Activity -
The expected response is the full set of records, unchanged.

Data extract -

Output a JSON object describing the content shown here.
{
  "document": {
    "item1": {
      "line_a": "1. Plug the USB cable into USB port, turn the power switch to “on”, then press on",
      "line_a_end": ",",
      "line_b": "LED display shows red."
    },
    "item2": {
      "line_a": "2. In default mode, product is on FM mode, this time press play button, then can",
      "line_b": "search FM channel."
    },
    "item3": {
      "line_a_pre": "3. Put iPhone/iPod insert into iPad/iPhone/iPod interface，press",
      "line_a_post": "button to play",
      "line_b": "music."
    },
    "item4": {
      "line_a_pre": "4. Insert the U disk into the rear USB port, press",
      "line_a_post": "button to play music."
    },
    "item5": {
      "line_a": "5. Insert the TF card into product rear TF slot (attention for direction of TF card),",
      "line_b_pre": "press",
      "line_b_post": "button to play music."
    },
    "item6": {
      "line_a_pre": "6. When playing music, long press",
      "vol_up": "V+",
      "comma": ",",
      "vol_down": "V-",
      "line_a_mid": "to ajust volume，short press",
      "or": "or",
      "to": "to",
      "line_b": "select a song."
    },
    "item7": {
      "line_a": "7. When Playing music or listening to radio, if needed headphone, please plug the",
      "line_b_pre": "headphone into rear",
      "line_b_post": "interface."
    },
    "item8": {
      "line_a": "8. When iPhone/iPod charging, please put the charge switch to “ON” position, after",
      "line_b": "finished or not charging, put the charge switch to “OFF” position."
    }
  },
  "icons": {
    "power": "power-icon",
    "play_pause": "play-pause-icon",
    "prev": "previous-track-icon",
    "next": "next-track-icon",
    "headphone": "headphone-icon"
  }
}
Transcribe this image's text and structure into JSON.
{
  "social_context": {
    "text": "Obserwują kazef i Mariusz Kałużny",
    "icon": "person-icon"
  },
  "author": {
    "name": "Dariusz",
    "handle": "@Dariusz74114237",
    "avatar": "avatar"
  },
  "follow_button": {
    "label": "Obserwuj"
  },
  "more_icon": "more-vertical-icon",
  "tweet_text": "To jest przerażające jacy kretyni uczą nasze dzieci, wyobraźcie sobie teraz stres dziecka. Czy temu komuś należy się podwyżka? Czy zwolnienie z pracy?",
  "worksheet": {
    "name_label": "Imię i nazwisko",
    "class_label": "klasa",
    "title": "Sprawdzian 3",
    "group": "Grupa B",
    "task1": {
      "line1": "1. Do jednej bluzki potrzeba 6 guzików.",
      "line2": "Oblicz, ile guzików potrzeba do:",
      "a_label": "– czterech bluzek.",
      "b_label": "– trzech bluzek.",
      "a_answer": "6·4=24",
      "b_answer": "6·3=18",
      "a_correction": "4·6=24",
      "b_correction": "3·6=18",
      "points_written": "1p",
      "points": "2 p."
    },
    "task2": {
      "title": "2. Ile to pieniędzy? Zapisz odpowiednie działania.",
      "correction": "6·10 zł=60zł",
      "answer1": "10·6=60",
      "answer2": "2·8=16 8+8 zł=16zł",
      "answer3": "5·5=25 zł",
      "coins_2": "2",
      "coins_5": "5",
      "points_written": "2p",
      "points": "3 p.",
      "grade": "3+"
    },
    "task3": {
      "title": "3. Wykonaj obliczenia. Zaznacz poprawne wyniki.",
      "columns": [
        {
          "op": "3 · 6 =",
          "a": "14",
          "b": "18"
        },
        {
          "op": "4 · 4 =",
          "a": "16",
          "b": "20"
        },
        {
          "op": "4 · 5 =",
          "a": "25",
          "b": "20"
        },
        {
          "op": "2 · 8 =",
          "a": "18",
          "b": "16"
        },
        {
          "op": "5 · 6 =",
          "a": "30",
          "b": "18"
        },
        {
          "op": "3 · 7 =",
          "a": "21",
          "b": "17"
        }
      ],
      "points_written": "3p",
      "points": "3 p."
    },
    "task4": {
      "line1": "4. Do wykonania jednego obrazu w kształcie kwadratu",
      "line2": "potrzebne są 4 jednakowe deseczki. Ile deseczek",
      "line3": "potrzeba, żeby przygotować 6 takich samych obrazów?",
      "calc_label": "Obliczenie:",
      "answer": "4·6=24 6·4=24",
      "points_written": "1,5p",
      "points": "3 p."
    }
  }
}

Response below -
Output a JSON object describing the content shown here.
{
  "document": {
    "item1": {
      "line_a": "1. Plug the USB cable into USB port, turn the power switch to “on”, then press on",
      "line_a_end": ",",
      "line_b": "LED display shows red."
    },
    "item2": {
      "line_a": "2. In default mode, product is on FM mode, this time press play button, then can",
      "line_b": "search FM channel."
    },
    "item3": {
      "line_a_pre": "3. Put iPhone/iPod insert into iPad/iPhone/iPod interface，press",
      "line_a_post": "button to play",
      "line_b": "music."
    },
    "item4": {
      "line_a_pre": "4. Insert the U disk into the rear USB port, press",
      "line_a_post": "button to play music."
    },
    "item5": {
      "line_a": "5. Insert the TF card into product rear TF slot (attention for direction of TF card),",
      "line_b_pre": "press",
      "line_b_post": "button to play music."
    },
    "item6": {
      "line_a_pre": "6. When playing music, long press",
      "vol_up": "V+",
      "comma": ",",
      "vol_down": "V-",
      "line_a_mid": "to ajust volume，short press",
      "or": "or",
      "to": "to",
      "line_b": "select a song."
    },
    "item7": {
      "line_a": "7. When Playing music or listening to radio, if needed headphone, please plug the",
      "line_b_pre": "headphone into rear",
      "line_b_post": "interface."
    },
    "item8": {
      "line_a": "8. When iPhone/iPod charging, please put the charge switch to “ON” position, after",
      "line_b": "finished or not charging, put the charge switch to “OFF” position."
    }
  },
  "icons": {
    "power": "power-icon",
    "play_pause": "play-pause-icon",
    "prev": "previous-track-icon",
    "next": "next-track-icon",
    "headphone": "headphone-icon"
  }
}
Transcribe this image's text and structure into JSON.
{
  "social_context": {
    "text": "Obserwują kazef i Mariusz Kałużny",
    "icon": "person-icon"
  },
  "author": {
    "name": "Dariusz",
    "handle": "@Dariusz74114237",
    "avatar": "avatar"
  },
  "follow_button": {
    "label": "Obserwuj"
  },
  "more_icon": "more-vertical-icon",
  "tweet_text": "To jest przerażające jacy kretyni uczą nasze dzieci, wyobraźcie sobie teraz stres dziecka. Czy temu komuś należy się podwyżka? Czy zwolnienie z pracy?",
  "worksheet": {
    "name_label": "Imię i nazwisko",
    "class_label": "klasa",
    "title": "Sprawdzian 3",
    "group": "Grupa B",
    "task1": {
      "line1": "1. Do jednej bluzki potrzeba 6 guzików.",
      "line2": "Oblicz, ile guzików potrzeba do:",
      "a_label": "– czterech bluzek.",
      "b_label": "– trzech bluzek.",
      "a_answer": "6·4=24",
      "b_answer": "6·3=18",
      "a_correction": "4·6=24",
      "b_correction": "3·6=18",
      "points_written": "1p",
      "points": "2 p."
    },
    "task2": {
      "title": "2. Ile to pieniędzy? Zapisz odpowiednie działania.",
      "correction": "6·10 zł=60zł",
      "answer1": "10·6=60",
      "answer2": "2·8=16 8+8 zł=16zł",
      "answer3": "5·5=25 zł",
      "coins_2": "2",
      "coins_5": "5",
      "points_written": "2p",
      "points": "3 p.",
      "grade": "3+"
    },
    "task3": {
      "title": "3. Wykonaj obliczenia. Zaznacz poprawne wyniki.",
      "columns": [
        {
          "op": "3 · 6 =",
          "a": "14",
          "b": "18"
        },
        {
          "op": "4 · 4 =",
          "a": "16",
          "b": "20"
        },
        {
          "op": "4 · 5 =",
          "a": "25",
          "b": "20"
        },
        {
          "op": "2 · 8 =",
          "a": "18",
          "b": "16"
        },
        {
          "op": "5 · 6 =",
          "a": "30",
          "b": "18"
        },
        {
          "op": "3 · 7 =",
          "a": "21",
          "b": "17"
        }
      ],
      "points_written": "3p",
      "points": "3 p."
    },
    "task4": {
      "line1": "4. Do wykonania jednego obrazu w kształcie kwadratu",
      "line2": "potrzebne są 4 jednakowe deseczki. Ile deseczek",
      "line3": "potrzeba, żeby przygotować 6 takich samych obrazów?",
      "calc_label": "Obliczenie:",
      "answer": "4·6=24 6·4=24",
      "points_written": "1,5p",
      "points": "3 p."
    }
  }
}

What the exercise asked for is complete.